Tilly eventually finds her truth and gets her hard-won vengeance but not without further terrible heartache. Poignant, hilariously funny at times, and profoundly sad, the exquisitely acted, filmed, costumed, directed and scored The Dressmaker is one of my all-time favourite films, and one of the best Australia has ever produced, in my opinion.
About the author: Cheryl Adnams
Cheryl Adnams lives in Adelaide, South Australia. She has published four Australian rural romance novels and two Australian historical novels. Cheryl has a Diploma in Freelance Travel Writing and Photography and has lived and worked in the United States, Canada and spent two years with a tour company in Switzerland and Austria. Her passion for Italy, volcanology and cycling have made their way into her stories and her favourite writing retreats include Positano on the Amalfi Coast and Port Willunga Beach just south of Adelaide. When she’s not writing, Cheryl is still creating in her busy full time job as a trainer and learning designer.
Read her latest book The Bushranger’s Wife
He stole her locket … she stole his heart.
Central Highlands of Victoria, 1861
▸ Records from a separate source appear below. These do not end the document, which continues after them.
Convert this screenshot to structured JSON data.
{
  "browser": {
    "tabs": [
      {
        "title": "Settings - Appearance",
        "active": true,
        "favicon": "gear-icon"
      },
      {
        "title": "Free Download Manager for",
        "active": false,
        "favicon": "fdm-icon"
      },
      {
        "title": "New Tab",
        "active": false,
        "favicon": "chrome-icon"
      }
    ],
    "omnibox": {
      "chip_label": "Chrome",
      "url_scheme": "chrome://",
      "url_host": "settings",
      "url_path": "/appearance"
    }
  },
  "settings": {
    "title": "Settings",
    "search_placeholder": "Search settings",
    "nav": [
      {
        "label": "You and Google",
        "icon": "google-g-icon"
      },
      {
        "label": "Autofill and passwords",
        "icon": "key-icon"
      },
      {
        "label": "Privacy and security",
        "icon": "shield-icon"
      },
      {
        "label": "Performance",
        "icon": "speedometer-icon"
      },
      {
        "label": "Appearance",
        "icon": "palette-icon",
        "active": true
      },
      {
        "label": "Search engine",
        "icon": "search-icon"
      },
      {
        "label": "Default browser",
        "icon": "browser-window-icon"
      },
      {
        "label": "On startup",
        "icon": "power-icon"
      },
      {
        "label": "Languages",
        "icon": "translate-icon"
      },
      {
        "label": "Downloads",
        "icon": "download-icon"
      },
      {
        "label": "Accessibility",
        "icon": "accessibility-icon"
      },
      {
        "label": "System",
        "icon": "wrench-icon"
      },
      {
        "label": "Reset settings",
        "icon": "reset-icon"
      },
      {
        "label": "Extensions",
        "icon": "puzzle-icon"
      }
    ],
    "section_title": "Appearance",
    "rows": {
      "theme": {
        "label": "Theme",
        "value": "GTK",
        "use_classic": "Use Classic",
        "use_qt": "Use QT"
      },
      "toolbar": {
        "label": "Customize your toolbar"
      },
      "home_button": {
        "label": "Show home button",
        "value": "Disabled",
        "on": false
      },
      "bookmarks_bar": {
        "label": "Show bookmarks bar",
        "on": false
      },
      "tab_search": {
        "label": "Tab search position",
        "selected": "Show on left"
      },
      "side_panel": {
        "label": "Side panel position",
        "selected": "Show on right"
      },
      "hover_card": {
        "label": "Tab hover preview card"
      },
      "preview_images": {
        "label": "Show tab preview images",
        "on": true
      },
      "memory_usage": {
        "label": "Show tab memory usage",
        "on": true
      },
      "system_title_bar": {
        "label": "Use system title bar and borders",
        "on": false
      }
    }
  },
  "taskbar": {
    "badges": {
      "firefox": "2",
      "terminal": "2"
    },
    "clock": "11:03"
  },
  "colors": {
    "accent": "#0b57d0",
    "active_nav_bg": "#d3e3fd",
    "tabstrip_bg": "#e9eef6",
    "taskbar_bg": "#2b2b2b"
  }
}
Jack the Devil’s reputation precedes him. The most notorious bushranger on the Central Highlands, nothing throws him off his game … until he holds up Prudence Stanforth and her grandmother. Jack can’t help but be captivated by the feisty Pru, with her sweeping red hair and complete lack of fear.
Weeks later, Pru crosses paths with the respectable businessman Jack Fairweather, and it’s not long before she recognises him as the bushranger who stole her beloved necklace. His price for the locket’s return is her silence … and a kiss. A kiss that sparks something inside them both.
When Pru discovers her grandmother has been keeping a devastating secret, running away with Jack the Devil is the perfect escape for her broken heart. The dangerous nature of his less-than-salubrious occupation is a poetic contradiction to her sheltered upbringing and only fuels their passion. Until that danger becomes a reality. Between the return of dark elements from Jack’s past and authorities intent on his capture, Jack and Pru must fight for their future together … or risk losing everything.
A rollicking historical tale about following your heart, finding home in unexpected places – and bushrangers – for readers of Darry Fraser and Alison Stuart.